The import tax on crude palm oil produced in Indonesia, Malaysia, and other ASEAN members was cut to 40 percent from 44 percent, while a duty on the refined palm oil was lowered to 50 percent, and to 45 percent for Malaysian imports, from 54 percent, according to a notification issued by the ministry of finance the day just before the new year.
In March last year, India raised the duty on imported crude palm oil to 44 percent from 30 percent and elevated the import tax on refined palm oil to 54 percent from 40 percent.
The industry expected that the tax cut would encourage domestic suppliers to import more palm oil in coming months, but not necessarily benefit Indian consumers as it would impact the domestic palm oil refining industry and curb oil palm plantations.
“Palm oil is now seen as more competitive due to the duty reduction and this will lead to higher imports from January onwards,” said Sandeep Bajoria, chief executive of the Sunvin Group, a vegetable oil importer in Mumbai.

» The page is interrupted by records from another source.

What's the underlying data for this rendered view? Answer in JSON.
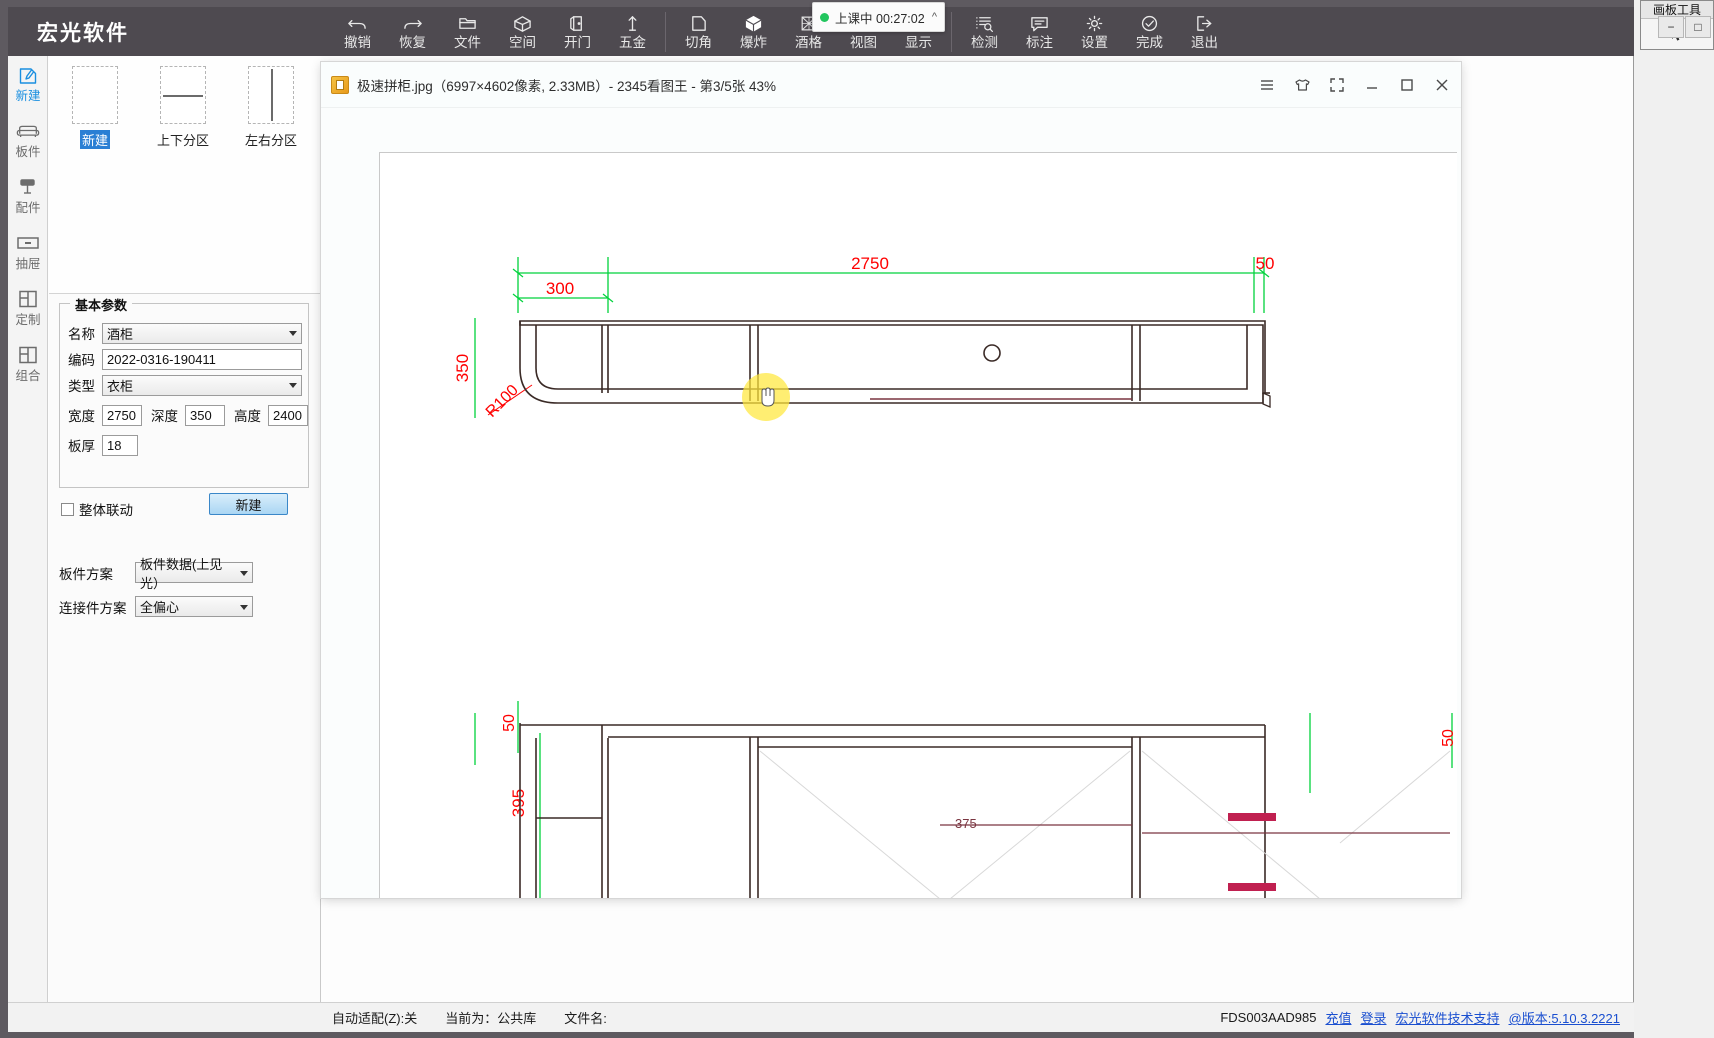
{
  "app": {
    "brand": "宏光软件"
  },
  "toolbar": {
    "items": [
      {
        "label": "撤销",
        "icon": "undo-icon"
      },
      {
        "label": "恢复",
        "icon": "redo-icon"
      },
      {
        "label": "文件",
        "icon": "folder-icon"
      },
      {
        "label": "空间",
        "icon": "cube-icon"
      },
      {
        "label": "开门",
        "icon": "door-icon"
      },
      {
        "label": "五金",
        "icon": "hardware-icon"
      },
      {
        "label": "切角",
        "icon": "corner-cut-icon"
      },
      {
        "label": "爆炸",
        "icon": "explode-icon"
      },
      {
        "label": "酒格",
        "icon": "wine-grid-icon"
      },
      {
        "label": "视图",
        "icon": "view-icon"
      },
      {
        "label": "显示",
        "icon": "display-icon"
      },
      {
        "label": "检测",
        "icon": "inspect-icon"
      },
      {
        "label": "标注",
        "icon": "annotate-icon"
      },
      {
        "label": "设置",
        "icon": "gear-icon"
      },
      {
        "label": "完成",
        "icon": "check-circle-icon"
      },
      {
        "label": "退出",
        "icon": "exit-icon"
      }
    ]
  },
  "class_pill": {
    "status": "上课中",
    "timer": "00:27:02",
    "caret": "chevron-up-icon",
    "dot_color": "#22c55e"
  },
  "window_controls": {
    "minimize": "−",
    "maximize": "□",
    "close": "✕"
  },
  "palette": {
    "title": "画板工具",
    "cursor_icon": "arrow-cursor-icon"
  },
  "rail": {
    "items": [
      {
        "label": "新建",
        "icon": "new-pencil-icon",
        "active": true
      },
      {
        "label": "板件",
        "icon": "panel-icon",
        "active": false
      },
      {
        "label": "配件",
        "icon": "accessory-icon",
        "active": false
      },
      {
        "label": "抽屉",
        "icon": "drawer-icon",
        "active": false
      },
      {
        "label": "定制",
        "icon": "custom-icon",
        "active": false
      },
      {
        "label": "组合",
        "icon": "combine-icon",
        "active": false
      }
    ]
  },
  "left_panel": {
    "thumbnails": [
      {
        "label": "新建",
        "divider": "none",
        "selected": true
      },
      {
        "label": "上下分区",
        "divider": "horizontal",
        "selected": false
      },
      {
        "label": "左右分区",
        "divider": "vertical",
        "selected": false
      }
    ],
    "params_group_title": "基本参数",
    "fields": {
      "name_label": "名称",
      "name_value": "酒柜",
      "code_label": "编码",
      "code_value": "2022-0316-190411",
      "type_label": "类型",
      "type_value": "衣柜",
      "width_label": "宽度",
      "width_value": "2750",
      "depth_label": "深度",
      "depth_value": "350",
      "height_label": "高度",
      "height_value": "2400",
      "thickness_label": "板厚",
      "thickness_value": "18"
    },
    "linkage_label": "整体联动",
    "new_button": "新建",
    "panel_scheme_label": "板件方案",
    "panel_scheme_value": "板件数据(上见光）",
    "connector_scheme_label": "连接件方案",
    "connector_scheme_value": "全偏心"
  },
  "viewer": {
    "title": "极速拼柜.jpg（6997×4602像素, 2.33MB）- 2345看图王 - 第3/5张 43%",
    "controls": [
      {
        "icon": "menu-hamburger-icon"
      },
      {
        "icon": "shirt-skin-icon"
      },
      {
        "icon": "fullscreen-icon"
      },
      {
        "icon": "minimize-icon"
      },
      {
        "icon": "maximize-icon"
      },
      {
        "icon": "close-icon"
      }
    ]
  },
  "drawing": {
    "dimensions": {
      "total_width": "2750",
      "right_offset": "50",
      "left_segment": "300",
      "depth": "350",
      "radius": "R100",
      "top_offset": "50",
      "lower_height": "395",
      "inner_label": "375",
      "far_right": "50"
    },
    "colors": {
      "dimension": "#ff0000",
      "extension": "#00d23c",
      "outline": "#3a2a26",
      "accent": "#c02050"
    }
  },
  "status_bar": {
    "auto_fit": "自动适配(Z):关",
    "current_library": "当前为：公共库",
    "file_name": "文件名:",
    "machine_code": "FDS003AAD985",
    "recharge": "充值",
    "login": "登录",
    "support": "宏光软件技术支持",
    "version": "@版本:5.10.3.2221"
  }
}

India, the world’s biggest edible oil buyer, imports 60 percent — about 15.5 million tons annually — of its edible oil demand, largely from Malaysia and Indonesia for palm oil, Argentina for soya oil and Ukraine for sunflower oil.

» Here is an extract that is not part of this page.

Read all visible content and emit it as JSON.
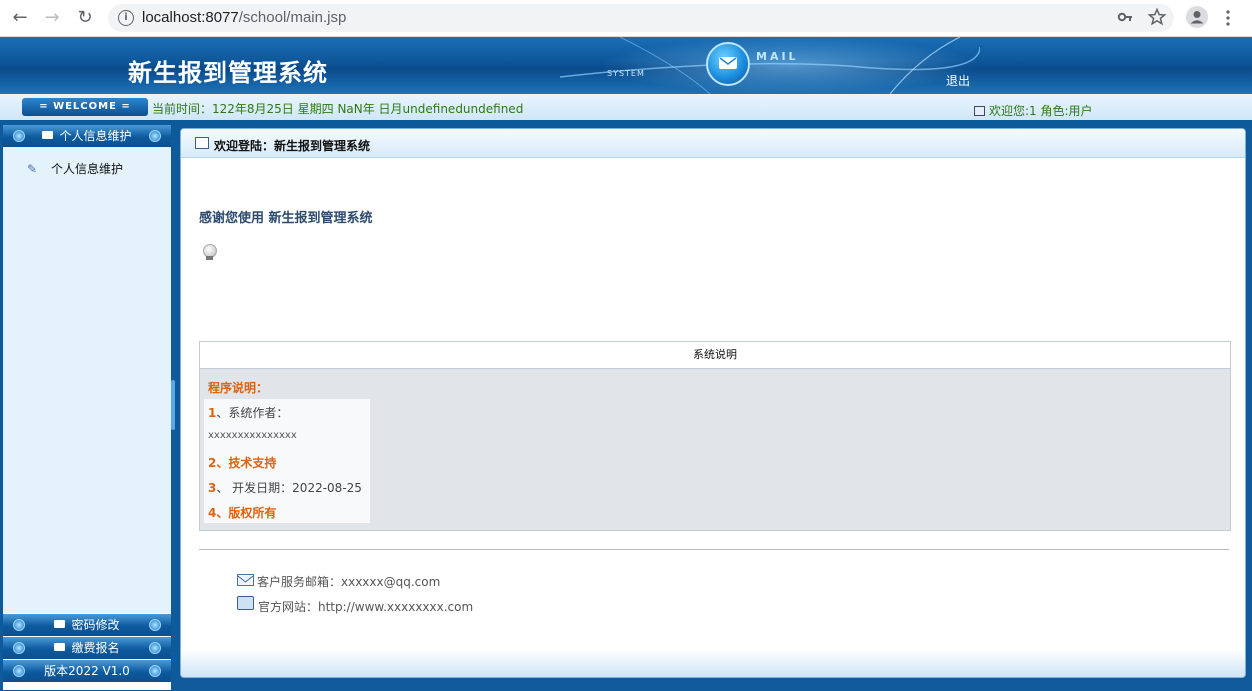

In the 2017/18 marketing year, its palm oil imports slipped 6.4 percent year-on-year to 8.7 million tons, according to the industry data.
Indonesia and Malaysia, the top two palm oil suppliers to India, were seeking a tariff cut by New Delhi on their exports as both countries were seeing increasing stockpiles due to higher production.
India’s palm oil imports could have dipped in December but will rebound in January as some importers had postponed shipments in anticipation of duty reduction, an industry source said.
The tax cut has closed the duty gap between crude and refined palm oil to 5.5 percent from 11 percent for shipments from Malaysia, which could result in increased imports of refined palm oil, the source added.
“This is a death knell for the domestic refining industry and will halt expansion of palm plantations in the country,” said BV Mehta, executive director of Solvent Extractors’ Association (SEA), a Mumbai-based trade body.
India has 70 percent of its edible oil consumption imported from foreign countries, as compared to a 44-percent proportion in 2001/02.
As Indonesia has traditionally cornered India’s palm oil market, the tax cut will now allow Malaysia to raise its share, a Mumbai-based dealer said.